Page and application data records

***

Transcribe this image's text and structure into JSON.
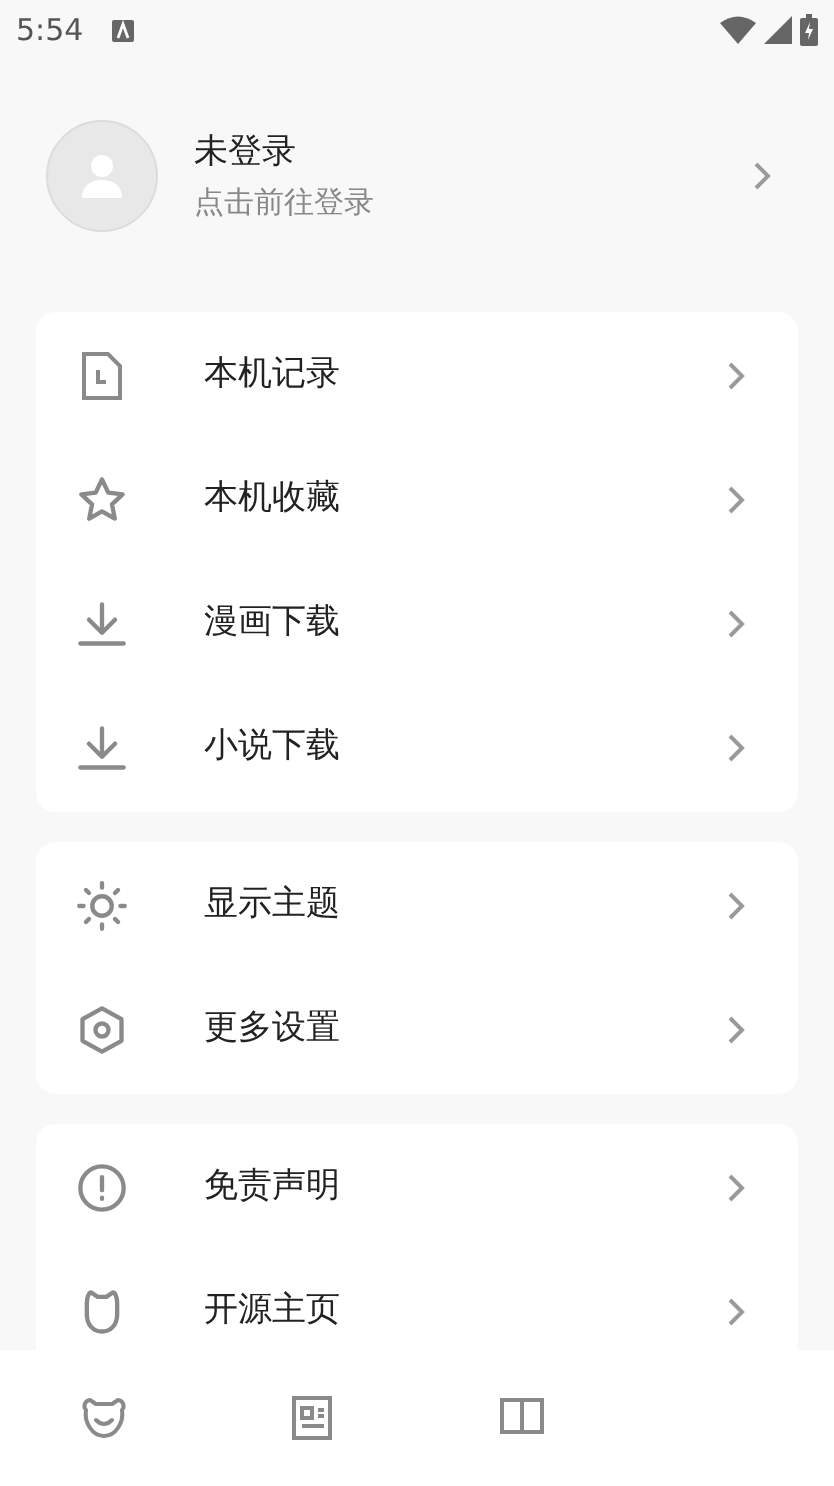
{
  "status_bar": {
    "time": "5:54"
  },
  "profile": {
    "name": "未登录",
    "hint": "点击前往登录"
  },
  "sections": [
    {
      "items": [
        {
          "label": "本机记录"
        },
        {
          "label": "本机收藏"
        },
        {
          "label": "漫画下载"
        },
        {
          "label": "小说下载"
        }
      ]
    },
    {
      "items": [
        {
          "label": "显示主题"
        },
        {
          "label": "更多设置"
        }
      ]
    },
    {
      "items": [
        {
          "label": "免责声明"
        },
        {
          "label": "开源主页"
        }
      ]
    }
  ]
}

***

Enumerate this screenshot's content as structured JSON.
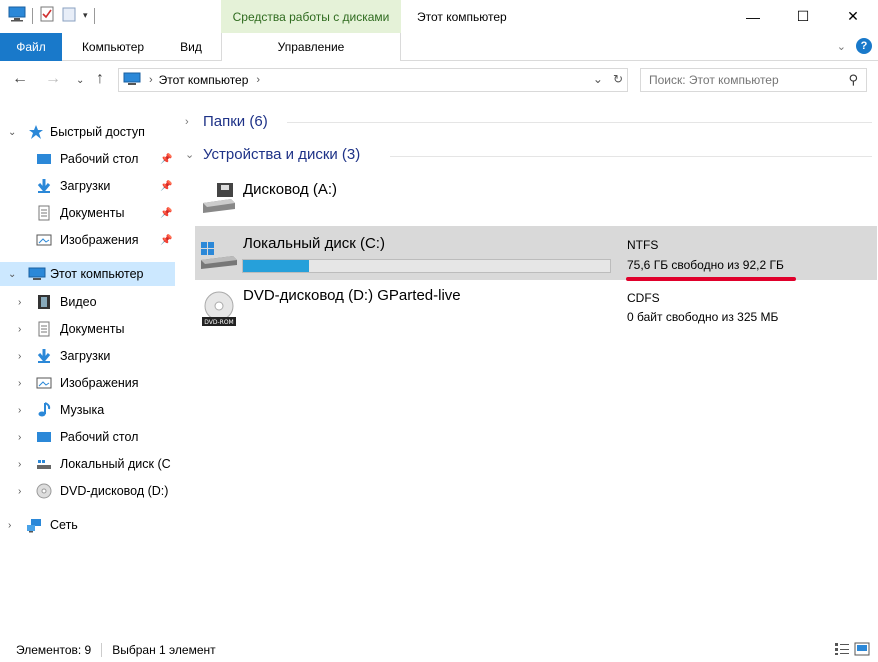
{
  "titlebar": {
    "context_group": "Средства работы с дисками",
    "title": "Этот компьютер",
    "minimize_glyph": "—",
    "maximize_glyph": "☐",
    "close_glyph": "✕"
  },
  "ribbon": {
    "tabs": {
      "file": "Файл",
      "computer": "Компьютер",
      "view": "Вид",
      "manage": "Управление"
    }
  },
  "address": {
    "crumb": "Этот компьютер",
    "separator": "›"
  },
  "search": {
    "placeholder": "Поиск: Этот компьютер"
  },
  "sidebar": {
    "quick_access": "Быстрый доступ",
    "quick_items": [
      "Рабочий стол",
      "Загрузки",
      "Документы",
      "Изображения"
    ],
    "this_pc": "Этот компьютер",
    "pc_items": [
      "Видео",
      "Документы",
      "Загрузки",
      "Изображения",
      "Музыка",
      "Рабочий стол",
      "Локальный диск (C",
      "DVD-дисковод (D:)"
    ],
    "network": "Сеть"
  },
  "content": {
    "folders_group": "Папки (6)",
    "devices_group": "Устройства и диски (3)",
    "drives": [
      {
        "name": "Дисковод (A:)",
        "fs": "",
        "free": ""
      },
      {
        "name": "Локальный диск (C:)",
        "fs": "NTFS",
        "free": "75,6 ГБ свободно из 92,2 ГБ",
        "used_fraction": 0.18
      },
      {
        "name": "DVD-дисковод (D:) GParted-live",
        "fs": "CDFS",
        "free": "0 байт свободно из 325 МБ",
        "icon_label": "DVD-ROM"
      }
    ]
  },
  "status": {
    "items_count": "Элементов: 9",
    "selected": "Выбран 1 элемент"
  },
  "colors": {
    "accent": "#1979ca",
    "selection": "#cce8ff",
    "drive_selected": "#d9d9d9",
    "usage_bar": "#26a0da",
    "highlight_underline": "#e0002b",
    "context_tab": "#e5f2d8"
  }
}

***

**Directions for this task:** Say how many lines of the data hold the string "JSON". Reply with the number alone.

**Reply to the exercise:** 2